The company has been accused of violating the Fair Housing Act in refusing to accommodate the tenant’s depression and anxiety disabilities, Acting U.S. Attorney John Farley said Tuesday.
U.S. District Judge Joseph Laplante on Monday approved a consent decree resolving allegations that the John J. Flatley corporation violated the Fair Housing Act.
As part of the resolution, the company, without admitting liability, agreed to pay the tenant $ 35,000 and adopt policies at its New Hampshire properties in accordance with the Fair Housing Act, according to a press release from the department. of Justice. The company must also take training on the Fair Housing Act.
The Fair Housing Act prohibits discrimination in housing on the basis of race, color, national origin, religion, sex, family status, and disability, according to the US Department of Housing website and of urban development.
“We are delighted that the company has agreed to resolve this issue and is now putting in place policies and conducting training so that people with disabilities have equal housing opportunities.

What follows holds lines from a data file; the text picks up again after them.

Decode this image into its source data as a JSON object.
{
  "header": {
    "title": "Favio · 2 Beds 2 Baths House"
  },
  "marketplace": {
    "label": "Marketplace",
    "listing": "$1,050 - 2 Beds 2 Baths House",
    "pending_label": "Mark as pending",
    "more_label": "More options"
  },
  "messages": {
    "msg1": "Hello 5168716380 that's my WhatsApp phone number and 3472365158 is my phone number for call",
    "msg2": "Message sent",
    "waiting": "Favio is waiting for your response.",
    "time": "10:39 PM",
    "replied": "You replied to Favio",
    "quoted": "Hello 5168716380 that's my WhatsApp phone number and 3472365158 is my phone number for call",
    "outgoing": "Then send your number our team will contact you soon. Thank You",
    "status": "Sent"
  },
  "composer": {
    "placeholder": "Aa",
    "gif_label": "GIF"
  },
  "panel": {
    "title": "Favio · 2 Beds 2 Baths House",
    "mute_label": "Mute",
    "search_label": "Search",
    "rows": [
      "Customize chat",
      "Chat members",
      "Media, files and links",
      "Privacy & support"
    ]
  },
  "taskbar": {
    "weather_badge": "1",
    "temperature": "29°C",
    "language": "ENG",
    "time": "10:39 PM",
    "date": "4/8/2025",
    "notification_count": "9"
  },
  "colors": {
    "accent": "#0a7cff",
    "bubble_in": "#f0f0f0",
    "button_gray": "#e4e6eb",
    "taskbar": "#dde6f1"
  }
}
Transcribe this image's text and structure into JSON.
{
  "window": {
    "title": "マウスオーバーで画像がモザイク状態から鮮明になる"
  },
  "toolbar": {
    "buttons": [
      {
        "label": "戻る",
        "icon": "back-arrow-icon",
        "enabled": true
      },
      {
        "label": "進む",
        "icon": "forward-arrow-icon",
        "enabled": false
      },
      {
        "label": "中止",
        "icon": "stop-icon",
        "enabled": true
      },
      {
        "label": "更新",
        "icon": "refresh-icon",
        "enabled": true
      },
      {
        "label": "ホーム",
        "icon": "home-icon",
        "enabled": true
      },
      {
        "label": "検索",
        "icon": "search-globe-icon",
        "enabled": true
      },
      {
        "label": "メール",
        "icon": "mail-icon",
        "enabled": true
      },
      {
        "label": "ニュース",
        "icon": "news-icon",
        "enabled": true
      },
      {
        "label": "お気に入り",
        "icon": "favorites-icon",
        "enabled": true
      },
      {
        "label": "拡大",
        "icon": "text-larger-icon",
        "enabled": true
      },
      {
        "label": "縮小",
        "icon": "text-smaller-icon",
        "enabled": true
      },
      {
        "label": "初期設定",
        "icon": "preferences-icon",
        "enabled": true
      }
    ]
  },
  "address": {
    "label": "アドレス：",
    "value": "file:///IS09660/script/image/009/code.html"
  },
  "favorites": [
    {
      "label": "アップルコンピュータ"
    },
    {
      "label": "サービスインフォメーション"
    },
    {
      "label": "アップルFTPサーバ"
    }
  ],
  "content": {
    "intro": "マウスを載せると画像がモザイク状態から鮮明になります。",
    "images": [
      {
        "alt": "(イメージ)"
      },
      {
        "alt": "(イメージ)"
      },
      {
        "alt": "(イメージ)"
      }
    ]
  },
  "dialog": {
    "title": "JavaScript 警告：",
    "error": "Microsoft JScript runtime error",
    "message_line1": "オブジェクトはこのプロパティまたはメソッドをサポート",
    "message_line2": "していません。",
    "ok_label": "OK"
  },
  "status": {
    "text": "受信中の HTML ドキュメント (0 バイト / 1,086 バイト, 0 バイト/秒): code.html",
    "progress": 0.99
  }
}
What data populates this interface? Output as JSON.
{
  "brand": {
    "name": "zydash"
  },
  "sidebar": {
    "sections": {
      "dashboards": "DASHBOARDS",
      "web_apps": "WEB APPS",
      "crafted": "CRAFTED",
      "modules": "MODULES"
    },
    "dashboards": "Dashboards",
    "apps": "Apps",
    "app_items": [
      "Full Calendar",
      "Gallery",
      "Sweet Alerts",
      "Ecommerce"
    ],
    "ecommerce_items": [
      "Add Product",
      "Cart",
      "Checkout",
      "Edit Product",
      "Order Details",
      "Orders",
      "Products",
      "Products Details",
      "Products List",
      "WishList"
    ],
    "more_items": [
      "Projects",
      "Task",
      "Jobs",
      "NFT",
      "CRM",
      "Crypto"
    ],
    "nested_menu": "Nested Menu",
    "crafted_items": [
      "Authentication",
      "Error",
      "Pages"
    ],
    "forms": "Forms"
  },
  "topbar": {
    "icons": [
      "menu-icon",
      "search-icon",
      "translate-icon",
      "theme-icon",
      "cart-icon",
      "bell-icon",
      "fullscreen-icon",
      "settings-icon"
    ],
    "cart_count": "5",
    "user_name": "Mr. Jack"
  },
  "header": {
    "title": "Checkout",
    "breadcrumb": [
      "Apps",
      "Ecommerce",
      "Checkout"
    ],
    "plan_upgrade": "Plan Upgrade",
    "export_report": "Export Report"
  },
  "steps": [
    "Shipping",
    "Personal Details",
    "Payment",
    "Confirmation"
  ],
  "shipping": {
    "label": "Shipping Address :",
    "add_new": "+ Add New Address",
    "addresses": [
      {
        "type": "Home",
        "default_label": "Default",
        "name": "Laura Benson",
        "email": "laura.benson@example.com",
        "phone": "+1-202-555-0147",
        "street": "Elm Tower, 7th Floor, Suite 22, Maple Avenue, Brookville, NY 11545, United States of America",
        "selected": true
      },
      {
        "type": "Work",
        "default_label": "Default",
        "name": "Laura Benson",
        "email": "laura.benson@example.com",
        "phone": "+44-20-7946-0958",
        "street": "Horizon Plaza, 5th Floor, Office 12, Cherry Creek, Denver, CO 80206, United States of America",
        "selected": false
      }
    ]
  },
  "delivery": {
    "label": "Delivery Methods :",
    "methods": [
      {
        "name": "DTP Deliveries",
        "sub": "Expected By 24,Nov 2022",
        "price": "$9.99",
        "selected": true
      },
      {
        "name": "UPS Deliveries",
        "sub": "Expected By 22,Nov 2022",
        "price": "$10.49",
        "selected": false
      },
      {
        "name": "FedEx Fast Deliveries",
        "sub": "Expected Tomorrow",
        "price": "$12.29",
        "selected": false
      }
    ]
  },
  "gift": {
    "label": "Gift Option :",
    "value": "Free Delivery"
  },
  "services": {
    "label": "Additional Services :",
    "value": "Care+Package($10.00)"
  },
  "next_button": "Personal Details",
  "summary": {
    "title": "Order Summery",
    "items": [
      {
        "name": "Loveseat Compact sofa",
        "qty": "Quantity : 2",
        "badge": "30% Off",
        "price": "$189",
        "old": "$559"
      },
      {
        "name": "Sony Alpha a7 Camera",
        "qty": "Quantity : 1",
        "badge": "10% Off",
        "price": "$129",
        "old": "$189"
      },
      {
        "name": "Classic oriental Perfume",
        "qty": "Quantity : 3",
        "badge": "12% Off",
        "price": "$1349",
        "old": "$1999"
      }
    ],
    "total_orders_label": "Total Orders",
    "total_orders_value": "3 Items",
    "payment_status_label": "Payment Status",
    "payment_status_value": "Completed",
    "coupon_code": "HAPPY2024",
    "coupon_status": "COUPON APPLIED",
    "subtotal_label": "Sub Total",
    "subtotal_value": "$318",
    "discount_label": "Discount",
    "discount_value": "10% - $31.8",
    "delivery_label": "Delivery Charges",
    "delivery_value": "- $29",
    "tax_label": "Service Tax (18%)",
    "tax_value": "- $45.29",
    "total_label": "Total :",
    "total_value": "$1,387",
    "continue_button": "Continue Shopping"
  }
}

As this case shows, the US attorney’s office is committed to protecting the rights of people with disabilities with disabilities and will vigorously enforce federal civil rights laws in Granite State, ”Farley quoted in the press release.
The tenant filed a complaint in April with HUD after the company and a property manager allegedly said they would allow an emotional support animal as long as it is not a dog, according to a press release from the Ministry of Justice released in April.
After receiving the complaint, the United States filed a lawsuit against the company and a property manager on behalf of the tenant on April 9.
The tenant had used the dog, named Molly, as an emotional support animal for several years.
A company lawyer was unavailable for comment on the consent decree on Tuesday.
The Associated Press contributed to this report.